Records provided:

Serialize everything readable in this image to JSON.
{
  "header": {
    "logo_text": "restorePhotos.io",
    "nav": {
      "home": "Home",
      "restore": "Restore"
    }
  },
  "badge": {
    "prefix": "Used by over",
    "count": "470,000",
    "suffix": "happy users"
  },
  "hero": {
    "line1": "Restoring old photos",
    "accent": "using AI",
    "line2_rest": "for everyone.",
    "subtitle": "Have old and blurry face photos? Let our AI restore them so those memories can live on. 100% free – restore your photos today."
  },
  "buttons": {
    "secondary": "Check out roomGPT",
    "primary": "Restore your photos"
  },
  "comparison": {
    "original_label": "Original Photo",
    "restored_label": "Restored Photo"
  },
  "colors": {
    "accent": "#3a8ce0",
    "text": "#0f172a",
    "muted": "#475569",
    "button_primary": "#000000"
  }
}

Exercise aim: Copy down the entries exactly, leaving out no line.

Written response:
Serialize everything readable in this image to JSON.
{
  "header": {
    "logo_text": "restorePhotos.io",
    "nav": {
      "home": "Home",
      "restore": "Restore"
    }
  },
  "badge": {
    "prefix": "Used by over",
    "count": "470,000",
    "suffix": "happy users"
  },
  "hero": {
    "line1": "Restoring old photos",
    "accent": "using AI",
    "line2_rest": "for everyone.",
    "subtitle": "Have old and blurry face photos? Let our AI restore them so those memories can live on. 100% free – restore your photos today."
  },
  "buttons": {
    "secondary": "Check out roomGPT",
    "primary": "Restore your photos"
  },
  "comparison": {
    "original_label": "Original Photo",
    "restored_label": "Restored Photo"
  },
  "colors": {
    "accent": "#3a8ce0",
    "text": "#0f172a",
    "muted": "#475569",
    "button_primary": "#000000"
  }
}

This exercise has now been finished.